I hope some of this is helpful. Find what works for you: frequency of writing, the form, and the content. I like to think I am decent writer, but when I reread my journals, often times they are not up to my standards either. That is because I am not writing for an audience. I am writing for me and so grammar, sentence structure, all of that goes out the window. Don't worry about that and more importantly, don't censor yourself. Write whatever comes to mind, even the ugly stuff. There are no set rules, except one (at least for me) and it bears repeating: don't censor yourself. 

I'll address writing for an audience in Part II, since my exchange with Marty touched on that as well. 

Related post:

Tuesday, August 18, 2015

Journal Writing Round-up: Three Articles

I am always searching for articles that outline the benefits of journal writing or ways to use journaling to improve one's life, career, or relationships. Recently, I came upon these three and provide a brief excerpt below the title. Click on the title to read the entire article. Enjoy.

Ditch perfection: "Your notebook is not meant to be a manuscript or memoir, but rather a place where you can "brain dump" ideas, organize your day and spark your creativity. It is not going to be a work of art archived in the Smithsonian, so don’t treat it as such."

Write in your journal. "No, not the “dear diary” kind of entries. Keeping a journal is a practice that can help you process the day and make sense of your thoughts. Keep your journal in the nightstand and every night take a few minutes to review the day’s triumphs and write down what you’re grateful for that day.

Don’t make this a boring, unthoughtful experience. Think of it as a nightly meditation -- just two minutes of reflection thinking about the day’s highlights and writing them down will transform your waking and sleeping thought. It’s part of a wealthy lifestyle to appreciate all the great things of the day: doors held open, great conversations had." 

""The act of writing is more powerful than people think," Peterson says.

Most people grapple at some time or another with free-floating anxiety that saps energy and increases stress. Through written reflection, you may realize that a certain unpleasant feeling ties back to, say, a difficult interaction with your mother. That type of insight, research has shown, can help locate, ground and ultimately resolve the emotion and the associated stress.
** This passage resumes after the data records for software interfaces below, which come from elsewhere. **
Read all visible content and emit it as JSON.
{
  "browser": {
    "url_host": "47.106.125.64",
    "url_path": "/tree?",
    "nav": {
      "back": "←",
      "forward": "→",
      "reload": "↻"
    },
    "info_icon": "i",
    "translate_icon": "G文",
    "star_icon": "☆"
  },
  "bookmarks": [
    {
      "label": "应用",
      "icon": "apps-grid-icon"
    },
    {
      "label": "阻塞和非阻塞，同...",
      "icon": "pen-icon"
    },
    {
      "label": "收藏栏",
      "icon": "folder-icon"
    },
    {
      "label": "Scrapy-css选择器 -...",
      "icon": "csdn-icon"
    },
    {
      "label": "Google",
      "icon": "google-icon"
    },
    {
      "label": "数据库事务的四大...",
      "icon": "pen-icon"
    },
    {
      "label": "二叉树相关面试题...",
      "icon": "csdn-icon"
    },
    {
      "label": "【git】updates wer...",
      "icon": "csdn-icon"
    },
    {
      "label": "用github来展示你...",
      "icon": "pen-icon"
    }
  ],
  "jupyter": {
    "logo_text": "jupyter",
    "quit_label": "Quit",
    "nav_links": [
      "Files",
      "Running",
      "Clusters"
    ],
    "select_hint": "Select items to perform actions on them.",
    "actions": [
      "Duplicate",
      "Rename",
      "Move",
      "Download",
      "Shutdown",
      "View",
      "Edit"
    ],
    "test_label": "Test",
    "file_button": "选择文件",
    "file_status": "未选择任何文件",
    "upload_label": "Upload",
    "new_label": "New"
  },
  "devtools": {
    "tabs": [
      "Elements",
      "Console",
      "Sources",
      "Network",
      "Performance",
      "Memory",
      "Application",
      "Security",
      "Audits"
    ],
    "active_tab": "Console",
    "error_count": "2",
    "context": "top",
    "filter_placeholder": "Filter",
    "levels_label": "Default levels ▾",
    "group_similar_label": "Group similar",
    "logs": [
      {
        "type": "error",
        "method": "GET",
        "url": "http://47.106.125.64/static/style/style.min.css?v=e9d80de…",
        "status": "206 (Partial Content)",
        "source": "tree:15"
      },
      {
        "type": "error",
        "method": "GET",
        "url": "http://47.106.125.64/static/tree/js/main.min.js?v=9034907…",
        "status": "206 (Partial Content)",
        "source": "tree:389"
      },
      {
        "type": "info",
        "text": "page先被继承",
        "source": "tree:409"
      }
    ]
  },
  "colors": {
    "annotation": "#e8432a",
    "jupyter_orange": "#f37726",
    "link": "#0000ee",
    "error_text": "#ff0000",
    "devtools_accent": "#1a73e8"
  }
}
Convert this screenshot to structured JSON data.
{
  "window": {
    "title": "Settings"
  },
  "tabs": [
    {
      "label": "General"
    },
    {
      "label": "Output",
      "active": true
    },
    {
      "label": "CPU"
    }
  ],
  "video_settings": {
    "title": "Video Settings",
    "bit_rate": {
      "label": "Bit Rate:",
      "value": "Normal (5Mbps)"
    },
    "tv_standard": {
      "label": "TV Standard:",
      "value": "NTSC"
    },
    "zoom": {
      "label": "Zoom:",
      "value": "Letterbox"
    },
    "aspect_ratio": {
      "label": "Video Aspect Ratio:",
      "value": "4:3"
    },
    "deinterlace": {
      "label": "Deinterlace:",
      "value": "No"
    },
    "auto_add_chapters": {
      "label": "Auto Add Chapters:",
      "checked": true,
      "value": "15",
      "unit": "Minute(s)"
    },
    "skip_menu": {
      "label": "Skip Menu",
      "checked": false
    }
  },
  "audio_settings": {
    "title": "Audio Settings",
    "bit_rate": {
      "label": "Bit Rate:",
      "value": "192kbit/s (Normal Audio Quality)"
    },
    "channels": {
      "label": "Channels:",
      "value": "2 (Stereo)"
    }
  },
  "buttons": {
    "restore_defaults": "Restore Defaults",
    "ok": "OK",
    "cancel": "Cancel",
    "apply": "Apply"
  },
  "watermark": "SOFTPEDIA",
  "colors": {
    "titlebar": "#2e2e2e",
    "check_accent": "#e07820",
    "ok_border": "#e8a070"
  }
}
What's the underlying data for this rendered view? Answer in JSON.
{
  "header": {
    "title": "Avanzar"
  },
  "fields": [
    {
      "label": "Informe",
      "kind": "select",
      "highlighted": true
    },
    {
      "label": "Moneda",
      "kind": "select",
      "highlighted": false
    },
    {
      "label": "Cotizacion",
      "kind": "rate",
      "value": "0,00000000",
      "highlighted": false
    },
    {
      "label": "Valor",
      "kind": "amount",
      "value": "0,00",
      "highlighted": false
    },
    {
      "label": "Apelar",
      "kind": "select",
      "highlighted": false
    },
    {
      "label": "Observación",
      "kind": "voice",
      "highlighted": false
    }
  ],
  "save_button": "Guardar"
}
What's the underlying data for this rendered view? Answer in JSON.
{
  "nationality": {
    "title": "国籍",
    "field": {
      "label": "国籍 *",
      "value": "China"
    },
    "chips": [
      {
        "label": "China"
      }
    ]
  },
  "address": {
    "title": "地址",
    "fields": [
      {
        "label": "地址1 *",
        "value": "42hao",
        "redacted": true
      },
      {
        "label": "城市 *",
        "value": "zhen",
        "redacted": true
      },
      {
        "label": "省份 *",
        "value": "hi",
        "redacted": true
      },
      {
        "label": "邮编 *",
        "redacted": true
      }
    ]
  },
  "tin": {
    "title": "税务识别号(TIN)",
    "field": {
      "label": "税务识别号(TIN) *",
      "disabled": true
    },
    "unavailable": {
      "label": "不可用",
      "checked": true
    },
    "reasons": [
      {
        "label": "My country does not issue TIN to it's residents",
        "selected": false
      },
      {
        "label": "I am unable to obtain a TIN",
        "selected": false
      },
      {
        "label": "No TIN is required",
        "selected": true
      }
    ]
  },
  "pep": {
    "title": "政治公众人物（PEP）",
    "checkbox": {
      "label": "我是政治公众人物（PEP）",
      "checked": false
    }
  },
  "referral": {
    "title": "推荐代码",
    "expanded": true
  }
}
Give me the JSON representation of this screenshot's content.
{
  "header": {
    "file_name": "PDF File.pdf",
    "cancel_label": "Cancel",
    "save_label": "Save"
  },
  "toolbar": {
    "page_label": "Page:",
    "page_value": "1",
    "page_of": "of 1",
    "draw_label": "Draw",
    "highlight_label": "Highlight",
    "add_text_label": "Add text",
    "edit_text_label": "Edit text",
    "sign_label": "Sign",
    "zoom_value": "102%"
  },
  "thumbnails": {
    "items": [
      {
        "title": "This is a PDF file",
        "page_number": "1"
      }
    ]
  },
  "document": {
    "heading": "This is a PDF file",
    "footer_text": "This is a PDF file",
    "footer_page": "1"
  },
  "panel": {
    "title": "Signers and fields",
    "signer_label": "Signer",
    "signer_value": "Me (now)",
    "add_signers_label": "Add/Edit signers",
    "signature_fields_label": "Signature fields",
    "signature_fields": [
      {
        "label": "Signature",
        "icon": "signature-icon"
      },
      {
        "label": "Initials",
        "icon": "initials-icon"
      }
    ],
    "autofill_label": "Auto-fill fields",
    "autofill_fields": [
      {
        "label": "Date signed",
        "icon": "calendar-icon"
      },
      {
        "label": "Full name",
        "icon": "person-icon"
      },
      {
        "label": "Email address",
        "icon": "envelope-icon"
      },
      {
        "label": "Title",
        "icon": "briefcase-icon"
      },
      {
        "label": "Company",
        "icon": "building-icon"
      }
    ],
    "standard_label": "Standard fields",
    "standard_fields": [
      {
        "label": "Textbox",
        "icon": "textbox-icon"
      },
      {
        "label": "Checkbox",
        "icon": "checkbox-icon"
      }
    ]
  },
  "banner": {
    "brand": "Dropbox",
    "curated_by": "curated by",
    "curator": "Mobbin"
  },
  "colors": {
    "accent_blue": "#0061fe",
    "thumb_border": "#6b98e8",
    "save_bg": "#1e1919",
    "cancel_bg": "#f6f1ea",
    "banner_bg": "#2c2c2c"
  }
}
At the same time, "goal-setting theory" holds that writing down concrete, specific goals and strategies can help people overcome obstacles and achieve."

Thursday, August 13, 2015

Why Journal? (Tip/Reason #6)

Tip #6 - Research shows that expressive writing has health benefits.

Numerous studies have confirmed that expressive writing produces health benefits, such as a strengthened immune system, increased lung and liver function, increased cognitive function, reduced stress and blood pressure, improved mood, decreased symptoms of arthritis and asthma, and increased well-being in cancer survivors. Furthermore, it doesn’t matter if the writing topic is positive or negative. Healing benefits are derived as long as you involve the emotions. Therefore, journaling is a wonderful self-therapy tool, though not a substitute for professional help, if necessary.

You can read more about this in my Journaling through Cancer article in the March/April 2011 issue of Coping® with Cancer magazine.

If you are interested in exploring this topic further, I recommend Expressive Writing: Words that Heal by James W. Pennebaker, PhD and John F. Evans, Ed.D.

Wednesday, August 05, 2015

5 reasons to journal (a recap)

I’m heading out on vacation this week and have little time to write so though I’d do a quick recap of the first 4 reasons to keep a journal and 1 tip. Click on the reason or tip to read more about each. Never fear, there will be more reasons to journal and many tips for doing so posted in the coming weeks.

  1. It's an easy way to record your life.
  2. It's a tool for working through life's challenges.
  3. Here's one strategy for tackling a problem.
  4. Use your journal to set and define goals.
  5. It's a safe place to express frustration and anger

Until next week, keep on writing, or start.